Action item |
Using the data below, return every line that holds the word "price".

Data for this exercise |

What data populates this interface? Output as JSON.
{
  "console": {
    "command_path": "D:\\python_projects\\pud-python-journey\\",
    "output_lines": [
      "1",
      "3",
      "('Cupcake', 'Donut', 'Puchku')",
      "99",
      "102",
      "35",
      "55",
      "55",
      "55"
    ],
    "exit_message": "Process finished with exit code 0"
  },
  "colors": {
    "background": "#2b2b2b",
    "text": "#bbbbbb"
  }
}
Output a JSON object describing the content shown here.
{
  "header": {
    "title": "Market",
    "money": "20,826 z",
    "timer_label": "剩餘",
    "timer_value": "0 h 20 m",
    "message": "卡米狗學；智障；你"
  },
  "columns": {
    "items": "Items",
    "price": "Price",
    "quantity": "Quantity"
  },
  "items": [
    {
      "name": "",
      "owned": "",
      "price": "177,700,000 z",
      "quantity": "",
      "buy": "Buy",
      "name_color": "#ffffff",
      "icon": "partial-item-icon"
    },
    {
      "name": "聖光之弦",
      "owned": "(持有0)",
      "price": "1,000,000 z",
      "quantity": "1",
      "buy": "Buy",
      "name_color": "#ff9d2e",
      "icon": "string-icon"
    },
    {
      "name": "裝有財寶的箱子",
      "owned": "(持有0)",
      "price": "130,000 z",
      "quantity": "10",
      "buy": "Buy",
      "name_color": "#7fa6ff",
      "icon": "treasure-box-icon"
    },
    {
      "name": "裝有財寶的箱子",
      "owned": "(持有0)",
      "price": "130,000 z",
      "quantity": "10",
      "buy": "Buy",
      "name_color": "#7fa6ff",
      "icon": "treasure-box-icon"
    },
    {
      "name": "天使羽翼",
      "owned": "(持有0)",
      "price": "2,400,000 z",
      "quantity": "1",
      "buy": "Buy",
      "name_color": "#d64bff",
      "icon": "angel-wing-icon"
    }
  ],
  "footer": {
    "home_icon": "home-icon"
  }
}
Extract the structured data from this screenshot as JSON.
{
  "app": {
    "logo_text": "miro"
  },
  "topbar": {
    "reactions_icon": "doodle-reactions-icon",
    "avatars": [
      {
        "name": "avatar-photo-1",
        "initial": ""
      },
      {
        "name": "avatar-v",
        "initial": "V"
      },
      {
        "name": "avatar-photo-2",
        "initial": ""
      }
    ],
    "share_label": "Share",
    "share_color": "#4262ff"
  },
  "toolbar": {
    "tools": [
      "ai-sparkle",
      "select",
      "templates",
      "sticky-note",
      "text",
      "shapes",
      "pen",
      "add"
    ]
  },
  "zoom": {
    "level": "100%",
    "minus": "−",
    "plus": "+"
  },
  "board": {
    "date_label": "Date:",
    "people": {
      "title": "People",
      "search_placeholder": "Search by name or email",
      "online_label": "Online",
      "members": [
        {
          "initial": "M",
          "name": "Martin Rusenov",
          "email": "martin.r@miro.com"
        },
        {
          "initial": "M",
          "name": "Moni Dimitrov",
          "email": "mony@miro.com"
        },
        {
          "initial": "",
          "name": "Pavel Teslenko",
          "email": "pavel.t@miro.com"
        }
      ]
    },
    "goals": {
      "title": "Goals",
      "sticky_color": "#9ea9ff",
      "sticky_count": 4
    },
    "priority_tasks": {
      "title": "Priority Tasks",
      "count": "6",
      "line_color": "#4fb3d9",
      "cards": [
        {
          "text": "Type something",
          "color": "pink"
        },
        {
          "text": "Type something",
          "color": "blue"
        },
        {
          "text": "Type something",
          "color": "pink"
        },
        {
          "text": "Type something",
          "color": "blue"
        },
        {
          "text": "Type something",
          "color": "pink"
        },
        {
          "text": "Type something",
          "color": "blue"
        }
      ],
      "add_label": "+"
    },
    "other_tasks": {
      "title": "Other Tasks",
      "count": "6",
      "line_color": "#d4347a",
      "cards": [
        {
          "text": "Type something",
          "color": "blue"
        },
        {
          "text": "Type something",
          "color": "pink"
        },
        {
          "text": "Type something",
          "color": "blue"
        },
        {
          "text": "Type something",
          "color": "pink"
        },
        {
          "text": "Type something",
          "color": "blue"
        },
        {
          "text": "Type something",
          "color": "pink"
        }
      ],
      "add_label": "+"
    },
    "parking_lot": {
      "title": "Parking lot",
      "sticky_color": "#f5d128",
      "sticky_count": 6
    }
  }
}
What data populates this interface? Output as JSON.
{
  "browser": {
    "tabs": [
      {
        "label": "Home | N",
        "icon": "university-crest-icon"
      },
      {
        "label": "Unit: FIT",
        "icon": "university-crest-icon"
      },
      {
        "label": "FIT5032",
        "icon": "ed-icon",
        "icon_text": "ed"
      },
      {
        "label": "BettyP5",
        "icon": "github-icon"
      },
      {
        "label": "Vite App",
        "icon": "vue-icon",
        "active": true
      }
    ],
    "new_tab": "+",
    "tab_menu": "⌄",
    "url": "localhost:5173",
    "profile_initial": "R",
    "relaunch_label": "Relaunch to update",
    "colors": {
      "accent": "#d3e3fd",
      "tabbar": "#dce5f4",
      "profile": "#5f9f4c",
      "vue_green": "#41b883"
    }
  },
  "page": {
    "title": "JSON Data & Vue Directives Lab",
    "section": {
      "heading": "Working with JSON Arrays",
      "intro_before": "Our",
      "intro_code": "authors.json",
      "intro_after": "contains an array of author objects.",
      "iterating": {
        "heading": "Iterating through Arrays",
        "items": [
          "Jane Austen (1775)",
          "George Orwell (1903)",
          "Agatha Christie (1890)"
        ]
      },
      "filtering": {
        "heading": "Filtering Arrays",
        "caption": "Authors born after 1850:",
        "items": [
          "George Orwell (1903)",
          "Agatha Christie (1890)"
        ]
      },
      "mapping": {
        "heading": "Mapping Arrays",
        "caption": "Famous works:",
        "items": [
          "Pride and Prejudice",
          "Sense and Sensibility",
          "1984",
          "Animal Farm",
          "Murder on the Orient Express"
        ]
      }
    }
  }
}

Result of the exercise |
    "price": "Price",
      "price": "177,700,000 z",
      "price": "1,000,000 z",
      "price": "130,000 z",
      "price": "130,000 z",
      "price": "2,400,000 z",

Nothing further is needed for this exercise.